  • Tim Volpert currently works with the law firm Davis Wright Tremaine LLP. He was worked with the firm for the past 27 years and has been a partner since 1989. He holds a B.A. in political science from Earlham College in Richmond, Indiana and a J.D. from Willamette University College of Law.[19] After graduation from law school Volpert served as judicial clerk for Judge W. Michael Gillette. He later began practicing with the law firm of Cosgrave, Kester, where he worked until joining his current firm.[20]

See also

External links

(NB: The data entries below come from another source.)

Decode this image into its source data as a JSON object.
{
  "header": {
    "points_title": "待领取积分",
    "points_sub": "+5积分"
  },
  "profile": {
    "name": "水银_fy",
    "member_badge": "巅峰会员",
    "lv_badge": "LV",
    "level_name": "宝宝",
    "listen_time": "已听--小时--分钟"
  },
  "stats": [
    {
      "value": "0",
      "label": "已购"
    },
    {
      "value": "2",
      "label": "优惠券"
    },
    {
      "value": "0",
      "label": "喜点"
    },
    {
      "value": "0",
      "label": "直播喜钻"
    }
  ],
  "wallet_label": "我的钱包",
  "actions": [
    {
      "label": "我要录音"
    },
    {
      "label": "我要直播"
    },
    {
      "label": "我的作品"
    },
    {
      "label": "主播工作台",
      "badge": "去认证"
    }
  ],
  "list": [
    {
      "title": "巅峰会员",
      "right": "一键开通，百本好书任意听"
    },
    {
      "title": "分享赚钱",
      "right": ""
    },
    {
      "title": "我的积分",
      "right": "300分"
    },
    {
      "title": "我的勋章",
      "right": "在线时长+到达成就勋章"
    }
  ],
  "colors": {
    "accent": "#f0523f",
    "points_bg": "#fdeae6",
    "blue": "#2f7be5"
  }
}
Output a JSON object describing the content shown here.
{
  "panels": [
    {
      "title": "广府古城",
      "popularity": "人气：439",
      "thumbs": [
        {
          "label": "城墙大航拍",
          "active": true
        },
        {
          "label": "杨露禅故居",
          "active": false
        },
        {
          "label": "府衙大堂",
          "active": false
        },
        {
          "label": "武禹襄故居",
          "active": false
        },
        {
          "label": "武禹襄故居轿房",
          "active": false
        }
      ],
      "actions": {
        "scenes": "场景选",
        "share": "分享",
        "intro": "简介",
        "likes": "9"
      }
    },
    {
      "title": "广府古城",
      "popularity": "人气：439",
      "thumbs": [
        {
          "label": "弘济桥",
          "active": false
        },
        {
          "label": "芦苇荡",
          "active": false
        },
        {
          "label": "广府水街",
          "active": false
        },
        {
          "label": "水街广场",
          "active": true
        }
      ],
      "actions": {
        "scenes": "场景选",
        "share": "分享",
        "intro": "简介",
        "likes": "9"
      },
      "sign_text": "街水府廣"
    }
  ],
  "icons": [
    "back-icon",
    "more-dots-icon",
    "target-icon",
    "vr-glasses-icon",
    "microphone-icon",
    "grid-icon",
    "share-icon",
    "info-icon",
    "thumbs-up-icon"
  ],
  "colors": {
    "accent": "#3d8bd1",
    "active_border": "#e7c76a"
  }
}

  1. 1.0 1.1 Oregon Secretary of State, Elections Division, Offices Open
  2. Oregon Secretary of State, "Initiative 4 ballot title," March 19, 2010
  3. Oregon Secretary of State, "Initiative, Referendum, and Referral Search"
  4. 4.0 4.1 4.2 4.3 The Register guard, "An all write-in campaign will decide whether a judge keeps his Lane County position," October 2, 2012
  5. The Register Guard, "Judge misses election deadline," September 15, 2012
  6. 6.0 6.1 6.2 6.3 6.4 Note: This text is quoted verbatim from the original source. Any inconsistencies are attributed to the original source.
  7. Office of the Oregon Governor, Press Release: "Governor Kitzhaber appoints Jay McAlpin to the Lane County Circuit Court," May 31, 2012
  8. 8.0 8.1 The Register Guard, "Fourth lawyer seeks write-in judgeship," October 6, 2012
  9. Vincent Mulier Campaign Page
  10. This total does not include spending for the general election or other campaign spending.
  11. 11.0 11.1 Legal Newsline, "Report: Judicial candidates spent more than $4.6M in primary TV ads," September 14, 2012
  12. 12.0 12.1 12.2 The West Virginia Record, "Report: W.Va. judicial candidates spent nearly $600,000 in primary TV ads," September 18, 2012
  13. A counsel in the Brennan Center's Democracy Program
  14. The list is not exhaustive, it only includes the highest-spending candidates.
  15. 15.0 15.1 15.2 15.3 15.4 15.5 15.6 15.7 Justice at Stake, "Campaign Money Patterns Entering New Phase in 2012 Judicial Races," September 13, 2012
  16. The Oregonian "Allan J. Arlow and Jack L. Landau running for opening on the Oregon Supreme Court," April 29, 2010
  17. Candidate List 2012
  18. KVAL: "Governor appoints James Egan as Linn County judge," June 16, 2010
  19. 19.0 19.1 Oregon Secretary of State Candidate Information for James C. Egan
  20. Tim Volpert's Biography on Campaign Webpage